**WHAT YOU SHOULD DO**
Where a picture appears, leave it out; copy everything else in the records exactly.

*** Opening of SOURCE DATA ***

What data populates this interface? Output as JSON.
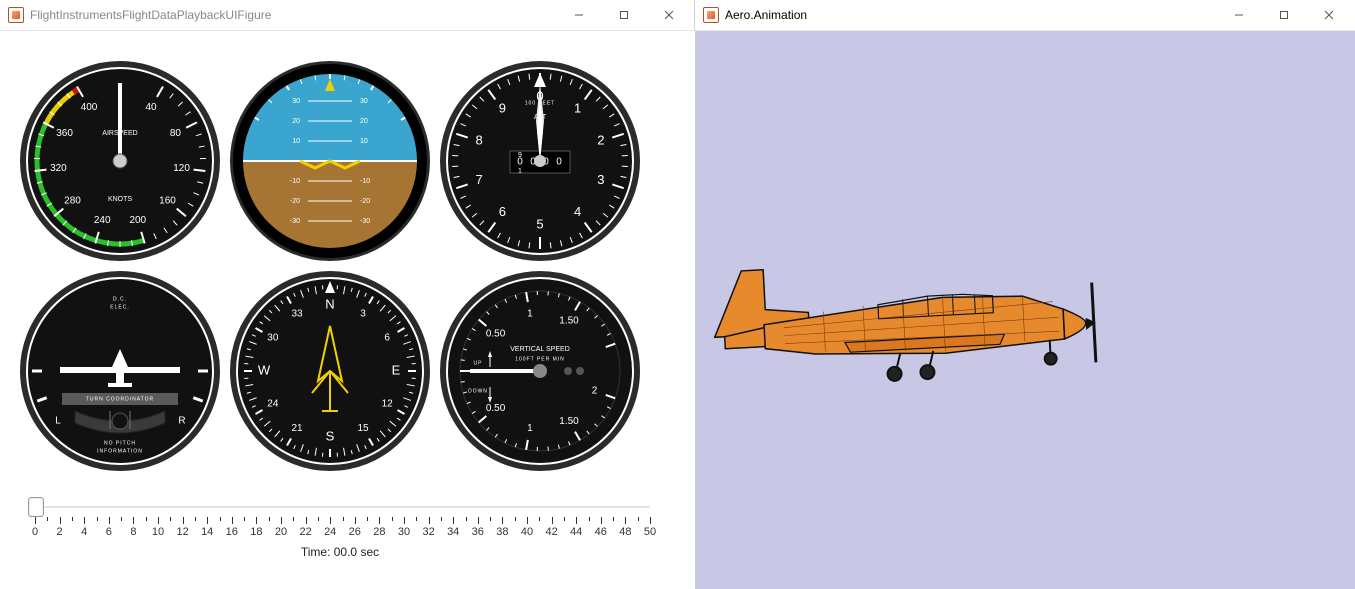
{
  "left_window": {
    "title": "FlightInstrumentsFlightDataPlaybackUIFigure",
    "slider": {
      "min": 0,
      "max": 50,
      "step_major": 2,
      "value": 0,
      "ticks": [
        0,
        2,
        4,
        6,
        8,
        10,
        12,
        14,
        16,
        18,
        20,
        22,
        24,
        26,
        28,
        30,
        32,
        34,
        36,
        38,
        40,
        42,
        44,
        46,
        48,
        50
      ]
    },
    "time_label": "Time: 00.0 sec"
  },
  "right_window": {
    "title": "Aero.Animation"
  },
  "gauges": {
    "airspeed": {
      "label_top": "AIRSPEED",
      "label_bottom": "KNOTS",
      "numbers": [
        "40",
        "80",
        "120",
        "160",
        "200",
        "240",
        "280",
        "320",
        "360",
        "400"
      ],
      "value_knots": 0,
      "arc_green_start": 200,
      "arc_green_end": 360,
      "arc_yellow_start": 360,
      "arc_yellow_end": 395,
      "redline": 395
    },
    "attitude": {
      "pitch_ticks": [
        "30",
        "20",
        "10",
        "-10",
        "-20",
        "-30"
      ],
      "pitch_deg": 0,
      "roll_deg": 0
    },
    "altimeter": {
      "label_top": "100 FEET",
      "label_center": "ALT",
      "numbers": [
        "0",
        "1",
        "2",
        "3",
        "4",
        "5",
        "6",
        "7",
        "8",
        "9"
      ],
      "drum": [
        "0",
        "9",
        "0",
        "0",
        "0",
        "1"
      ],
      "altitude_ft": 0
    },
    "turn": {
      "label_dc": "D.C.",
      "label_elec": "ELEC.",
      "label_banner": "TURN COORDINATOR",
      "label_L": "L",
      "label_R": "R",
      "label_np1": "NO PITCH",
      "label_np2": "INFORMATION"
    },
    "heading": {
      "cardinals": [
        "N",
        "E",
        "S",
        "W"
      ],
      "numbers": [
        "3",
        "6",
        "12",
        "15",
        "21",
        "24",
        "30",
        "33"
      ],
      "heading_deg": 0
    },
    "vsi": {
      "label1": "VERTICAL SPEED",
      "label2": "100FT PER MIN",
      "label_up": "UP",
      "label_down": "DOWN",
      "left_nums": [
        "0.50",
        "0.50"
      ],
      "upper_nums": [
        "1"
      ],
      "lower_nums": [
        "1"
      ],
      "right_nums": [
        "1.50",
        "2",
        "1.50"
      ],
      "value": 0
    }
  }
}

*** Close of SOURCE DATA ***

**EXPECTED ANSWER**
What data populates this interface? Output as JSON.
{
  "left_window": {
    "title": "FlightInstrumentsFlightDataPlaybackUIFigure",
    "slider": {
      "min": 0,
      "max": 50,
      "step_major": 2,
      "value": 0,
      "ticks": [
        0,
        2,
        4,
        6,
        8,
        10,
        12,
        14,
        16,
        18,
        20,
        22,
        24,
        26,
        28,
        30,
        32,
        34,
        36,
        38,
        40,
        42,
        44,
        46,
        48,
        50
      ]
    },
    "time_label": "Time: 00.0 sec"
  },
  "right_window": {
    "title": "Aero.Animation"
  },
  "gauges": {
    "airspeed": {
      "label_top": "AIRSPEED",
      "label_bottom": "KNOTS",
      "numbers": [
        "40",
        "80",
        "120",
        "160",
        "200",
        "240",
        "280",
        "320",
        "360",
        "400"
      ],
      "value_knots": 0,
      "arc_green_start": 200,
      "arc_green_end": 360,
      "arc_yellow_start": 360,
      "arc_yellow_end": 395,
      "redline": 395
    },
    "attitude": {
      "pitch_ticks": [
        "30",
        "20",
        "10",
        "-10",
        "-20",
        "-30"
      ],
      "pitch_deg": 0,
      "roll_deg": 0
    },
    "altimeter": {
      "label_top": "100 FEET",
      "label_center": "ALT",
      "numbers": [
        "0",
        "1",
        "2",
        "3",
        "4",
        "5",
        "6",
        "7",
        "8",
        "9"
      ],
      "drum": [
        "0",
        "9",
        "0",
        "0",
        "0",
        "1"
      ],
      "altitude_ft": 0
    },
    "turn": {
      "label_dc": "D.C.",
      "label_elec": "ELEC.",
      "label_banner": "TURN COORDINATOR",
      "label_L": "L",
      "label_R": "R",
      "label_np1": "NO PITCH",
      "label_np2": "INFORMATION"
    },
    "heading": {
      "cardinals": [
        "N",
        "E",
        "S",
        "W"
      ],
      "numbers": [
        "3",
        "6",
        "12",
        "15",
        "21",
        "24",
        "30",
        "33"
      ],
      "heading_deg": 0
    },
    "vsi": {
      "label1": "VERTICAL SPEED",
      "label2": "100FT PER MIN",
      "label_up": "UP",
      "label_down": "DOWN",
      "left_nums": [
        "0.50",
        "0.50"
      ],
      "upper_nums": [
        "1"
      ],
      "lower_nums": [
        "1"
      ],
      "right_nums": [
        "1.50",
        "2",
        "1.50"
      ],
      "value": 0
    }
  }
}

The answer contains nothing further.